When refugees arrive in Greece and wait for papers–sometimes for days–some sleep in tents and some sleep on the ground. But others have the chance to try a new place to stay: Sturdy, flat-packed refugee shelters that can be built in a few hours.
“It’s safer and more dignified than a tent. It feels more like a house,” says Märta Terne from Better Shelter, a Swedish social enterprise owned by the Housing for All Foundation, a nonprofit established by the Ikea Foundation. It designed the simple buildings in a partnership with Ikea and the UN Refugee Agency (UNHCR).
In September, Better Shelter brought over 500 of their new shelters to Lesvos, Greece, where nearly half a million refugees have arrived this year from Syria, Iraq, Afghanistan, and other war-torn countries. With a simple frame and panels, each shelter goes together quickly with a handful of tools.

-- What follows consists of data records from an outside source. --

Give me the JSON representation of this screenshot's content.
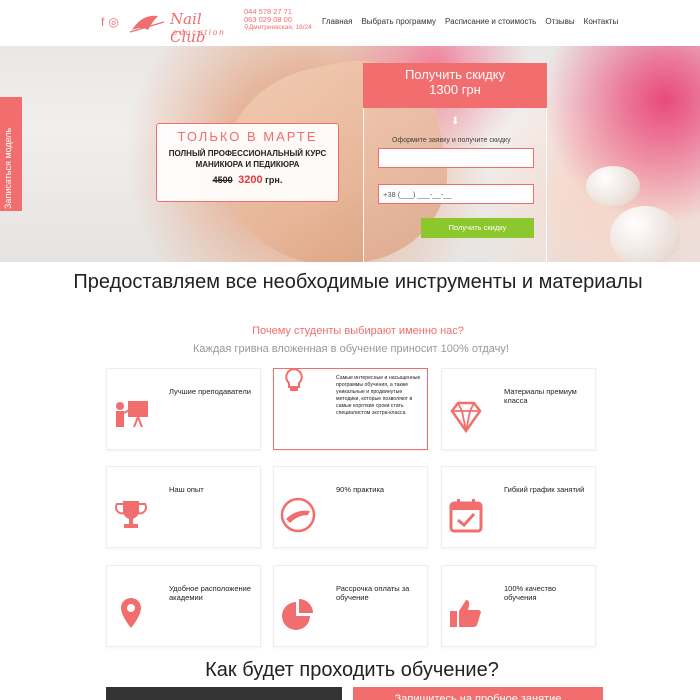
{
  "header": {
    "social": [
      "facebook-icon",
      "instagram-icon"
    ],
    "logo_text": "Nail Club",
    "logo_sub": "education",
    "phone1": "044 578 27 71",
    "phone2": "063 029 08 00",
    "address": "Дмитриевская, 16/24",
    "nav": [
      "Главная",
      "Выбрать программу",
      "Расписание и стоимость",
      "Отзывы",
      "Контакты"
    ]
  },
  "side_tab": "Записаться модель",
  "promo": {
    "title": "ТОЛЬКО В МАРТЕ",
    "line1": "ПОЛНЫЙ ПРОФЕССИОНАЛЬНЫЙ КУРС",
    "line2": "МАНИКЮРА И ПЕДИКЮРА",
    "old_price": "4500",
    "new_price": "3200",
    "currency": "грн."
  },
  "form": {
    "head1": "Получить скидку",
    "head2": "1300 грн",
    "hint": "Оформите заявку и получите скидку",
    "name_placeholder": "",
    "phone_placeholder": "+38 (___) ___-__-__",
    "submit": "Получить скидку"
  },
  "section": {
    "title": "Предоставляем все необходимые инструменты и материалы",
    "subtitle": "Почему студенты выбирают именно нас?",
    "subtitle2": "Каждая гривна вложенная в обучение приносит 100% отдачу!"
  },
  "cards": [
    {
      "label": "Лучшие преподаватели",
      "icon": "teacher-icon"
    },
    {
      "label": "Самые интересные и насыщенные программы обучения, а также уникальные и продвинутые методики, которые позволяют в самые короткие сроки стать специалистом экстра-класса",
      "icon": "lightbulb-icon"
    },
    {
      "label": "Материалы премиум класса",
      "icon": "diamond-icon"
    },
    {
      "label": "Наш опыт",
      "icon": "trophy-icon"
    },
    {
      "label": "90% практика",
      "icon": "manicure-icon"
    },
    {
      "label": "Гибкий график занятий",
      "icon": "calendar-icon"
    },
    {
      "label": "Удобное расположение академии",
      "icon": "location-pin-icon"
    },
    {
      "label": "Рассрочка оплаты за обучение",
      "icon": "pie-chart-icon"
    },
    {
      "label": "100% качество обучения",
      "icon": "thumbs-up-icon"
    }
  ],
  "bottom": {
    "title": "Как будет проходить обучение?",
    "trial_button": "Запишитесь на пробное занятие"
  },
  "colors": {
    "accent": "#f26d6d",
    "green": "#8cc72e"
  }
}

“They’re designed to be as easy as possible to build,” says Terne. “I’ve built a house many times, and I’m not a construction worker. It really is very easy to do without having any of that knowledge before.”
The buildings come in two flat boxes, with four sets of simple instructions. “They’re quite similar to Ikea,” she says. “I hear from many people who see them and have been to Ikea that that’s the first thing they think. But they’re slightly more complicated than a Billy bookcase.”
Unlike a tent, the shelters have lockable doors. “Just being able to close a door behind you is very key,” Terne says. “That privacy and that feeling of safety is so important.”
As refugees flood into Europe, Better Shelter is building shelters as quickly as it can. In places like Macedonia, they serve as first aid clinics or rest stations for children. In Switzerland, local governments have purchased the shelters for refugees there (because the shelters are designed for mild weather, the Swiss shelters are inside a larger warehouse). Better Shelter has also delivered the homes to Ethiopia, Iraq, and Nepal.
They can’t make the shelters quickly enough to meet demand, and many more are needed. UNHCR bought 10,000 of the shelters earlier this year, but that’s an incredibly tiny fraction of the nearly 60 million refugees around the world who need a safer place to stay. In part, one challenge is cost: At a little over $1,000, the shelters are twice as expensive as a tent.
But over time, because the shelters last much longer (and because refugees often end up living in camps for years or even decades) they might more more sense. “If you look at it long term, it’s actually cheaper than a tent,” says Terne. “We hope that this will become the standard for how people live in refugee camps.”